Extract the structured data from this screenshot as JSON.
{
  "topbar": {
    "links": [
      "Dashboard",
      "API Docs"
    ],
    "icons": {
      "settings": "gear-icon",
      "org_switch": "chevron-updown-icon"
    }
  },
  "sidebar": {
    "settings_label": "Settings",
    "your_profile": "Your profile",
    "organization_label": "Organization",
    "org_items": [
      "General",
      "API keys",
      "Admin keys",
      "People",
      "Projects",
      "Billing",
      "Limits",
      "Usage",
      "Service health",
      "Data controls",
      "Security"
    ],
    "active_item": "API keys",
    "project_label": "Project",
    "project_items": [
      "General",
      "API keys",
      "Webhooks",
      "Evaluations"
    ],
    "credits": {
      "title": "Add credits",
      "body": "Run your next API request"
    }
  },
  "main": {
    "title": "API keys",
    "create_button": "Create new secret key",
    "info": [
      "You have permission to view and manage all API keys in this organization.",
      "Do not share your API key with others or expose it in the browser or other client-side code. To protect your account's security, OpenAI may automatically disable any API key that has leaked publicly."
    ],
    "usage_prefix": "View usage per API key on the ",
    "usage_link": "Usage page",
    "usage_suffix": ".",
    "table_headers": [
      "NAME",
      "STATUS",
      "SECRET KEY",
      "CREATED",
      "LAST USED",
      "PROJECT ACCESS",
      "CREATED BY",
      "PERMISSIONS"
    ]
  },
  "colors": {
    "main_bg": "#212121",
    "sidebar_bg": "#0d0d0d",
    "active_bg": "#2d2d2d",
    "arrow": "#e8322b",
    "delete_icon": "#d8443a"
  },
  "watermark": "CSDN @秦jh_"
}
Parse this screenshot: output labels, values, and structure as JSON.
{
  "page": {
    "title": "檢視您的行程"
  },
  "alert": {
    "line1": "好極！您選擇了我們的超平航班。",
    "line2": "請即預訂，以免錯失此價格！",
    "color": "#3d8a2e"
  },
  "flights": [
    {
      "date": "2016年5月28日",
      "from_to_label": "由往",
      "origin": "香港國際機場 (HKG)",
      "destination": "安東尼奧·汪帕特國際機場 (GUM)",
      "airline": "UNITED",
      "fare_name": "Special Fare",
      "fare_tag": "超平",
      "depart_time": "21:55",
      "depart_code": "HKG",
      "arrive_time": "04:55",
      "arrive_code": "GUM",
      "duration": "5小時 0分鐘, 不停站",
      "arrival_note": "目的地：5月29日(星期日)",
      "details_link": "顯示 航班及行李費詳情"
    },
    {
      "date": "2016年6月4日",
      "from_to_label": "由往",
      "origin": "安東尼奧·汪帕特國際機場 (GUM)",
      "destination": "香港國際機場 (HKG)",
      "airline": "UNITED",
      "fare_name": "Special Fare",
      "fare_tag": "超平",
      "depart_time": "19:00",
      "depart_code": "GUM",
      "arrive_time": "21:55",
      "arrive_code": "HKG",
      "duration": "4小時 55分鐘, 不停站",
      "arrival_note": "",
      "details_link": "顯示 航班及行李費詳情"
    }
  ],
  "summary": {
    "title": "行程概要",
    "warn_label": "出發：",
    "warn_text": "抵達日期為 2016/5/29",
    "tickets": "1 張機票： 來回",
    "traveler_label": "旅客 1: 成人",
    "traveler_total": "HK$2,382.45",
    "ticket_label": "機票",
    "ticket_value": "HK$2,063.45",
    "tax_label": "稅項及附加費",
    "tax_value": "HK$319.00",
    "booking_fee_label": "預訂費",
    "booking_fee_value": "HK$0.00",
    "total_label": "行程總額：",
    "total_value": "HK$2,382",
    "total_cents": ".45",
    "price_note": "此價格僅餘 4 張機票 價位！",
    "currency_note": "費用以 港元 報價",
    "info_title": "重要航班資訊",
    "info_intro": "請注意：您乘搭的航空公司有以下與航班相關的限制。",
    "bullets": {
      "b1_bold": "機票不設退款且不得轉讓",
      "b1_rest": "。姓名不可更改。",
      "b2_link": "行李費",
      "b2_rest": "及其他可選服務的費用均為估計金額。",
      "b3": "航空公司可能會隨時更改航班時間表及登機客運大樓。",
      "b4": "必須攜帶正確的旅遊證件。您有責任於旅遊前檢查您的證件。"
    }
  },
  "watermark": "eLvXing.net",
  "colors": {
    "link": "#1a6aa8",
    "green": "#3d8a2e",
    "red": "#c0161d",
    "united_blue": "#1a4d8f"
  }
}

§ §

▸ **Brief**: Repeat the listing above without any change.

▸ **Result**:
Extract the structured data from this screenshot as JSON.
{
  "topbar": {
    "links": [
      "Dashboard",
      "API Docs"
    ],
    "icons": {
      "settings": "gear-icon",
      "org_switch": "chevron-updown-icon"
    }
  },
  "sidebar": {
    "settings_label": "Settings",
    "your_profile": "Your profile",
    "organization_label": "Organization",
    "org_items": [
      "General",
      "API keys",
      "Admin keys",
      "People",
      "Projects",
      "Billing",
      "Limits",
      "Usage",
      "Service health",
      "Data controls",
      "Security"
    ],
    "active_item": "API keys",
    "project_label": "Project",
    "project_items": [
      "General",
      "API keys",
      "Webhooks",
      "Evaluations"
    ],
    "credits": {
      "title": "Add credits",
      "body": "Run your next API request"
    }
  },
  "main": {
    "title": "API keys",
    "create_button": "Create new secret key",
    "info": [
      "You have permission to view and manage all API keys in this organization.",
      "Do not share your API key with others or expose it in the browser or other client-side code. To protect your account's security, OpenAI may automatically disable any API key that has leaked publicly."
    ],
    "usage_prefix": "View usage per API key on the ",
    "usage_link": "Usage page",
    "usage_suffix": ".",
    "table_headers": [
      "NAME",
      "STATUS",
      "SECRET KEY",
      "CREATED",
      "LAST USED",
      "PROJECT ACCESS",
      "CREATED BY",
      "PERMISSIONS"
    ]
  },
  "colors": {
    "main_bg": "#212121",
    "sidebar_bg": "#0d0d0d",
    "active_bg": "#2d2d2d",
    "arrow": "#e8322b",
    "delete_icon": "#d8443a"
  },
  "watermark": "CSDN @秦jh_"
}
Parse this screenshot: output labels, values, and structure as JSON.
{
  "page": {
    "title": "檢視您的行程"
  },
  "alert": {
    "line1": "好極！您選擇了我們的超平航班。",
    "line2": "請即預訂，以免錯失此價格！",
    "color": "#3d8a2e"
  },
  "flights": [
    {
      "date": "2016年5月28日",
      "from_to_label": "由往",
      "origin": "香港國際機場 (HKG)",
      "destination": "安東尼奧·汪帕特國際機場 (GUM)",
      "airline": "UNITED",
      "fare_name": "Special Fare",
      "fare_tag": "超平",
      "depart_time": "21:55",
      "depart_code": "HKG",
      "arrive_time": "04:55",
      "arrive_code": "GUM",
      "duration": "5小時 0分鐘, 不停站",
      "arrival_note": "目的地：5月29日(星期日)",
      "details_link": "顯示 航班及行李費詳情"
    },
    {
      "date": "2016年6月4日",
      "from_to_label": "由往",
      "origin": "安東尼奧·汪帕特國際機場 (GUM)",
      "destination": "香港國際機場 (HKG)",
      "airline": "UNITED",
      "fare_name": "Special Fare",
      "fare_tag": "超平",
      "depart_time": "19:00",
      "depart_code": "GUM",
      "arrive_time": "21:55",
      "arrive_code": "HKG",
      "duration": "4小時 55分鐘, 不停站",
      "arrival_note": "",
      "details_link": "顯示 航班及行李費詳情"
    }
  ],
  "summary": {
    "title": "行程概要",
    "warn_label": "出發：",
    "warn_text": "抵達日期為 2016/5/29",
    "tickets": "1 張機票： 來回",
    "traveler_label": "旅客 1: 成人",
    "traveler_total": "HK$2,382.45",
    "ticket_label": "機票",
    "ticket_value": "HK$2,063.45",
    "tax_label": "稅項及附加費",
    "tax_value": "HK$319.00",
    "booking_fee_label": "預訂費",
    "booking_fee_value": "HK$0.00",
    "total_label": "行程總額：",
    "total_value": "HK$2,382",
    "total_cents": ".45",
    "price_note": "此價格僅餘 4 張機票 價位！",
    "currency_note": "費用以 港元 報價",
    "info_title": "重要航班資訊",
    "info_intro": "請注意：您乘搭的航空公司有以下與航班相關的限制。",
    "bullets": {
      "b1_bold": "機票不設退款且不得轉讓",
      "b1_rest": "。姓名不可更改。",
      "b2_link": "行李費",
      "b2_rest": "及其他可選服務的費用均為估計金額。",
      "b3": "航空公司可能會隨時更改航班時間表及登機客運大樓。",
      "b4": "必須攜帶正確的旅遊證件。您有責任於旅遊前檢查您的證件。"
    }
  },
  "watermark": "eLvXing.net",
  "colors": {
    "link": "#1a6aa8",
    "green": "#3d8a2e",
    "red": "#c0161d",
    "united_blue": "#1a4d8f"
  }
}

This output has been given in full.